> _Your instructions_: Copy out every line of the records where the string "this" occurs.

> _Task data_:
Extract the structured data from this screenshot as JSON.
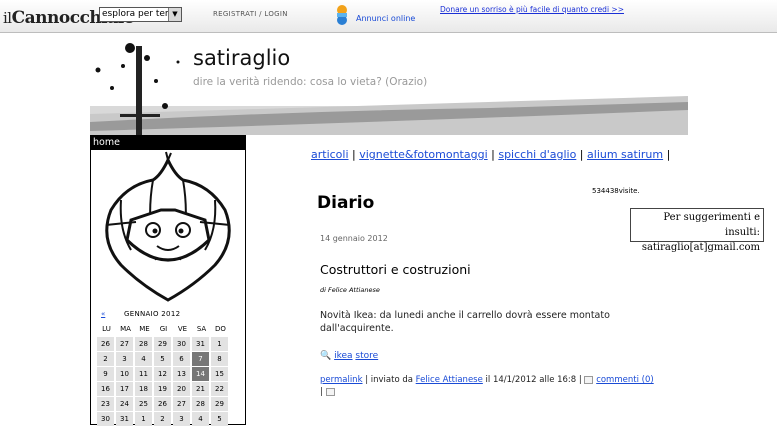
{
  "topbar": {
    "logo_pre": "il",
    "logo_main": "Cannocchiale",
    "explore_select": "esplora per temi",
    "register_login": "REGISTRATI / LOGIN",
    "annunci": "Annunci online",
    "donate": "Donare un sorriso è più facile di quanto credi >>"
  },
  "header": {
    "title": "satiraglio",
    "subtitle": "dire la verità ridendo: cosa lo vieta? (Orazio)"
  },
  "sidebar": {
    "home": "home",
    "calendar": {
      "prev": "«",
      "month": "GENNAIO 2012",
      "days": [
        "LU",
        "MA",
        "ME",
        "GI",
        "VE",
        "SA",
        "DO"
      ],
      "weeks": [
        [
          "26",
          "27",
          "28",
          "29",
          "30",
          "31",
          "1"
        ],
        [
          "2",
          "3",
          "4",
          "5",
          "6",
          "7",
          "8"
        ],
        [
          "9",
          "10",
          "11",
          "12",
          "13",
          "14",
          "15"
        ],
        [
          "16",
          "17",
          "18",
          "19",
          "20",
          "21",
          "22"
        ],
        [
          "23",
          "24",
          "25",
          "26",
          "27",
          "28",
          "29"
        ],
        [
          "30",
          "31",
          "1",
          "2",
          "3",
          "4",
          "5"
        ]
      ],
      "highlighted": [
        "7",
        "14"
      ]
    }
  },
  "nav": {
    "items": [
      "articoli",
      "vignette&fotomontaggi",
      "spicchi d'aglio",
      "alium satirum"
    ],
    "separator": "|"
  },
  "visits": "534438visite.",
  "note": {
    "line1": "Per suggerimenti e insulti:",
    "line2": "satiraglio[at]gmail.com"
  },
  "main": {
    "section": "Diario",
    "date": "14 gennaio 2012",
    "post_title": "Costruttori e costruzioni",
    "author": "di Felice Attianese",
    "body": "Novità Ikea: da lunedi anche il carrello dovrà essere montato dall'acquirente.",
    "tags": [
      "ikea",
      "store"
    ],
    "meta": {
      "permalink": "permalink",
      "sent_by": " | inviato da ",
      "author_link": "Felice Attianese",
      "when": " il 14/1/2012 alle 16:8 | ",
      "comments": "commenti (0)",
      "trail": "|"
    }
  }
}
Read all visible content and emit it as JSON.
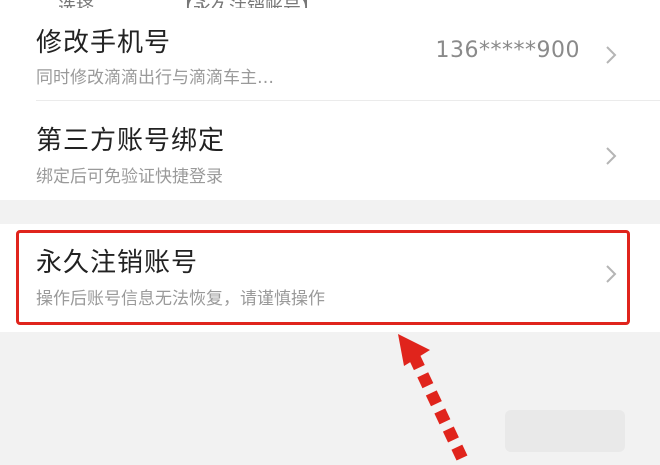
{
  "top_cut_text": "—选择　　　　　【永久注销账号】",
  "settings": {
    "rows": [
      {
        "title": "修改手机号",
        "subtitle": "同时修改滴滴出行与滴滴车主…",
        "value": "136*****900",
        "chevron": ">"
      },
      {
        "title": "第三方账号绑定",
        "subtitle": "绑定后可免验证快捷登录",
        "value": "",
        "chevron": ">"
      },
      {
        "title": "永久注销账号",
        "subtitle": "操作后账号信息无法恢复，请谨慎操作",
        "value": "",
        "chevron": ">"
      }
    ]
  },
  "annotation": {
    "highlight_color": "#e0241c",
    "arrow_color": "#e0241c",
    "arrow_icon": "pointer-arrow-icon"
  },
  "colors": {
    "background": "#f2f2f2",
    "row_background": "#ffffff",
    "title": "#222222",
    "subtitle": "#9a9a9a"
  }
}
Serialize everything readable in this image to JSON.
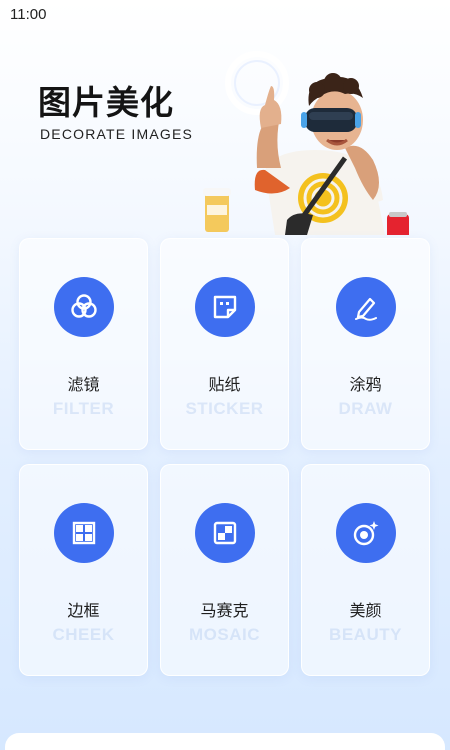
{
  "status_bar": {
    "time": "11:00"
  },
  "hero": {
    "title": "图片美化",
    "subtitle": "DECORATE IMAGES"
  },
  "tools": [
    {
      "label": "滤镜",
      "label_en": "FILTER",
      "icon": "filter-icon"
    },
    {
      "label": "贴纸",
      "label_en": "STICKER",
      "icon": "sticker-icon"
    },
    {
      "label": "涂鸦",
      "label_en": "DRAW",
      "icon": "draw-icon"
    },
    {
      "label": "边框",
      "label_en": "CHEEK",
      "icon": "frame-icon"
    },
    {
      "label": "马赛克",
      "label_en": "MOSAIC",
      "icon": "mosaic-icon"
    },
    {
      "label": "美颜",
      "label_en": "BEAUTY",
      "icon": "beauty-icon"
    }
  ],
  "colors": {
    "accent": "#3e6ef0",
    "background_top": "#ffffff",
    "background_bottom": "#d6e8ff"
  }
}
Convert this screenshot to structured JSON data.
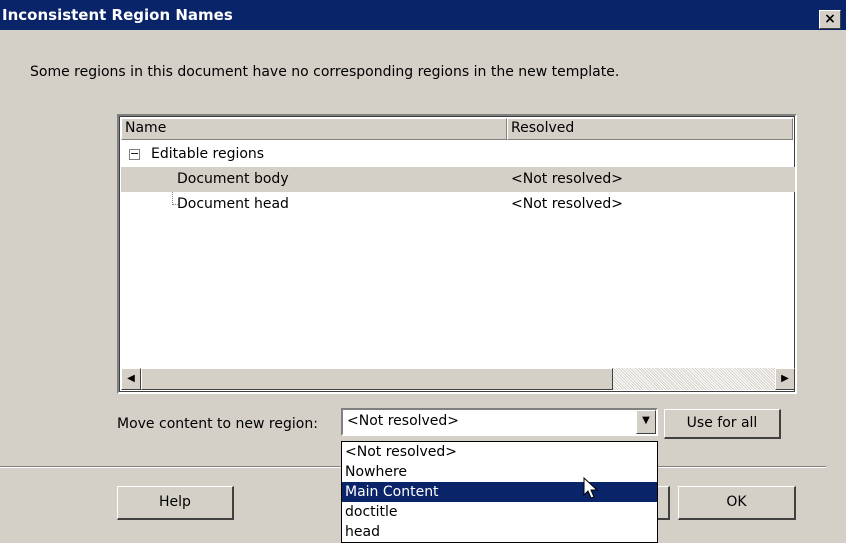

> _Result of the exercise_:
Extract the structured data from this screenshot as JSON.
Serialize everything readable in this image to JSON.
Convert this screenshot to structured JSON data.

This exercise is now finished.